Web page and app entries

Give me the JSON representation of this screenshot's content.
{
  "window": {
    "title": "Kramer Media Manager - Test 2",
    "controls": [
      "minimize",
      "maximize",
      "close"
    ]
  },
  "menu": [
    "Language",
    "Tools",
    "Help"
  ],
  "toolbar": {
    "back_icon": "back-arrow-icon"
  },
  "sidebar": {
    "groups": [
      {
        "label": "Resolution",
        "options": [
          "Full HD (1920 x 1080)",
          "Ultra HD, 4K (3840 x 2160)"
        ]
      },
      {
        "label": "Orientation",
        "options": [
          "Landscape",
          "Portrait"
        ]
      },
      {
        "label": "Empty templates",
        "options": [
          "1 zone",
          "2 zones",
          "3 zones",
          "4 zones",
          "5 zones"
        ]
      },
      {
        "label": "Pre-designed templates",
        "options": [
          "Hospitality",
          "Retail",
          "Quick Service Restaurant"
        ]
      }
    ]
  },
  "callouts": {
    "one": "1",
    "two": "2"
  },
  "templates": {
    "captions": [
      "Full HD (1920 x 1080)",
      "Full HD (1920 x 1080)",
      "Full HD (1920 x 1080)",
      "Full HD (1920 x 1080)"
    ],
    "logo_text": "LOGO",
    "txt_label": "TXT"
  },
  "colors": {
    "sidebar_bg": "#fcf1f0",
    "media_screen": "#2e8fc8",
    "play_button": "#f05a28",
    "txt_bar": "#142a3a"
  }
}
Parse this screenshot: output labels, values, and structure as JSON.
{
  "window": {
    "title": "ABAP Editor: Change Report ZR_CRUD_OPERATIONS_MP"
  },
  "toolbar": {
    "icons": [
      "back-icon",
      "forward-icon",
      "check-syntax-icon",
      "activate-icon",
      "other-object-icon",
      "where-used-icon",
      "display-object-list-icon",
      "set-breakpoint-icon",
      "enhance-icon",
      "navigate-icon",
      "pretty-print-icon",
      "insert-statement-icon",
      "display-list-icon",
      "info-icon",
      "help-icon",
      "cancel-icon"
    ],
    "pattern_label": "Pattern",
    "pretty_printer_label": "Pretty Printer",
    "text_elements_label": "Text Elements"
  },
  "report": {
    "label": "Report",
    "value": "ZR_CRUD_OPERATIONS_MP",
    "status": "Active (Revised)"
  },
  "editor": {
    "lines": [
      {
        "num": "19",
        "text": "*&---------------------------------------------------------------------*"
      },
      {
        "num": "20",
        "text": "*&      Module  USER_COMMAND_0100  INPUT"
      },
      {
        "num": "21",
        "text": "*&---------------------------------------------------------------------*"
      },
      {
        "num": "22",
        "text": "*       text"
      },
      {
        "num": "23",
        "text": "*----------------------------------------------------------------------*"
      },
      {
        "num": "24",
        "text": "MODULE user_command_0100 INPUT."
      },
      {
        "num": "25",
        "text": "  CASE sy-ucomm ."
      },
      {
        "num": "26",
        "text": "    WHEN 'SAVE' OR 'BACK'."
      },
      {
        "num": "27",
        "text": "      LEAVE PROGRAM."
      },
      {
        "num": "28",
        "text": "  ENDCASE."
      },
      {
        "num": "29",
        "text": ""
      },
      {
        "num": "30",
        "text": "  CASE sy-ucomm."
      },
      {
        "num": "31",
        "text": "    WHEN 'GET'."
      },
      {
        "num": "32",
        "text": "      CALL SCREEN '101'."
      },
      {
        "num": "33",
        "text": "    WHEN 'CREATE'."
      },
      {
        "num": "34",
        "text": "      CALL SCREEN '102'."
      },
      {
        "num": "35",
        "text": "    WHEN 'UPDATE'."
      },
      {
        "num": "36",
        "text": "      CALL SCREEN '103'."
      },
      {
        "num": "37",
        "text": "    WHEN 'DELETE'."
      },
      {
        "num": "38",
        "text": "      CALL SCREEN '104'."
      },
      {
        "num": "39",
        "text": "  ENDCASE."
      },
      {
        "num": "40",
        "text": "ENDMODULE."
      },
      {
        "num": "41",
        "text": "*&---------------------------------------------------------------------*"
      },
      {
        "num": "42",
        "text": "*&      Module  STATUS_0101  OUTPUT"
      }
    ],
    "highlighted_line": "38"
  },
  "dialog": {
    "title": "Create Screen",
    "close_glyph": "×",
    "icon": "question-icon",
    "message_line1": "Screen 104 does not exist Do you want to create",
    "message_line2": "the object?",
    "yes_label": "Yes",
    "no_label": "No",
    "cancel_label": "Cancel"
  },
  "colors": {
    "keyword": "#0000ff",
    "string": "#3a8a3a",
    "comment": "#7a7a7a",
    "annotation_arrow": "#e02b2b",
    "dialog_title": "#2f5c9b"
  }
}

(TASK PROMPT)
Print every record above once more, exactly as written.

(RESPONSE FOR THIS EXERCISE)
Give me the JSON representation of this screenshot's content.
{
  "window": {
    "title": "Kramer Media Manager - Test 2",
    "controls": [
      "minimize",
      "maximize",
      "close"
    ]
  },
  "menu": [
    "Language",
    "Tools",
    "Help"
  ],
  "toolbar": {
    "back_icon": "back-arrow-icon"
  },
  "sidebar": {
    "groups": [
      {
        "label": "Resolution",
        "options": [
          "Full HD (1920 x 1080)",
          "Ultra HD, 4K (3840 x 2160)"
        ]
      },
      {
        "label": "Orientation",
        "options": [
          "Landscape",
          "Portrait"
        ]
      },
      {
        "label": "Empty templates",
        "options": [
          "1 zone",
          "2 zones",
          "3 zones",
          "4 zones",
          "5 zones"
        ]
      },
      {
        "label": "Pre-designed templates",
        "options": [
          "Hospitality",
          "Retail",
          "Quick Service Restaurant"
        ]
      }
    ]
  },
  "callouts": {
    "one": "1",
    "two": "2"
  },
  "templates": {
    "captions": [
      "Full HD (1920 x 1080)",
      "Full HD (1920 x 1080)",
      "Full HD (1920 x 1080)",
      "Full HD (1920 x 1080)"
    ],
    "logo_text": "LOGO",
    "txt_label": "TXT"
  },
  "colors": {
    "sidebar_bg": "#fcf1f0",
    "media_screen": "#2e8fc8",
    "play_button": "#f05a28",
    "txt_bar": "#142a3a"
  }
}
Parse this screenshot: output labels, values, and structure as JSON.
{
  "window": {
    "title": "ABAP Editor: Change Report ZR_CRUD_OPERATIONS_MP"
  },
  "toolbar": {
    "icons": [
      "back-icon",
      "forward-icon",
      "check-syntax-icon",
      "activate-icon",
      "other-object-icon",
      "where-used-icon",
      "display-object-list-icon",
      "set-breakpoint-icon",
      "enhance-icon",
      "navigate-icon",
      "pretty-print-icon",
      "insert-statement-icon",
      "display-list-icon",
      "info-icon",
      "help-icon",
      "cancel-icon"
    ],
    "pattern_label": "Pattern",
    "pretty_printer_label": "Pretty Printer",
    "text_elements_label": "Text Elements"
  },
  "report": {
    "label": "Report",
    "value": "ZR_CRUD_OPERATIONS_MP",
    "status": "Active (Revised)"
  },
  "editor": {
    "lines": [
      {
        "num": "19",
        "text": "*&---------------------------------------------------------------------*"
      },
      {
        "num": "20",
        "text": "*&      Module  USER_COMMAND_0100  INPUT"
      },
      {
        "num": "21",
        "text": "*&---------------------------------------------------------------------*"
      },
      {
        "num": "22",
        "text": "*       text"
      },
      {
        "num": "23",
        "text": "*----------------------------------------------------------------------*"
      },
      {
        "num": "24",
        "text": "MODULE user_command_0100 INPUT."
      },
      {
        "num": "25",
        "text": "  CASE sy-ucomm ."
      },
      {
        "num": "26",
        "text": "    WHEN 'SAVE' OR 'BACK'."
      },
      {
        "num": "27",
        "text": "      LEAVE PROGRAM."
      },
      {
        "num": "28",
        "text": "  ENDCASE."
      },
      {
        "num": "29",
        "text": ""
      },
      {
        "num": "30",
        "text": "  CASE sy-ucomm."
      },
      {
        "num": "31",
        "text": "    WHEN 'GET'."
      },
      {
        "num": "32",
        "text": "      CALL SCREEN '101'."
      },
      {
        "num": "33",
        "text": "    WHEN 'CREATE'."
      },
      {
        "num": "34",
        "text": "      CALL SCREEN '102'."
      },
      {
        "num": "35",
        "text": "    WHEN 'UPDATE'."
      },
      {
        "num": "36",
        "text": "      CALL SCREEN '103'."
      },
      {
        "num": "37",
        "text": "    WHEN 'DELETE'."
      },
      {
        "num": "38",
        "text": "      CALL SCREEN '104'."
      },
      {
        "num": "39",
        "text": "  ENDCASE."
      },
      {
        "num": "40",
        "text": "ENDMODULE."
      },
      {
        "num": "41",
        "text": "*&---------------------------------------------------------------------*"
      },
      {
        "num": "42",
        "text": "*&      Module  STATUS_0101  OUTPUT"
      }
    ],
    "highlighted_line": "38"
  },
  "dialog": {
    "title": "Create Screen",
    "close_glyph": "×",
    "icon": "question-icon",
    "message_line1": "Screen 104 does not exist Do you want to create",
    "message_line2": "the object?",
    "yes_label": "Yes",
    "no_label": "No",
    "cancel_label": "Cancel"
  },
  "colors": {
    "keyword": "#0000ff",
    "string": "#3a8a3a",
    "comment": "#7a7a7a",
    "annotation_arrow": "#e02b2b",
    "dialog_title": "#2f5c9b"
  }
}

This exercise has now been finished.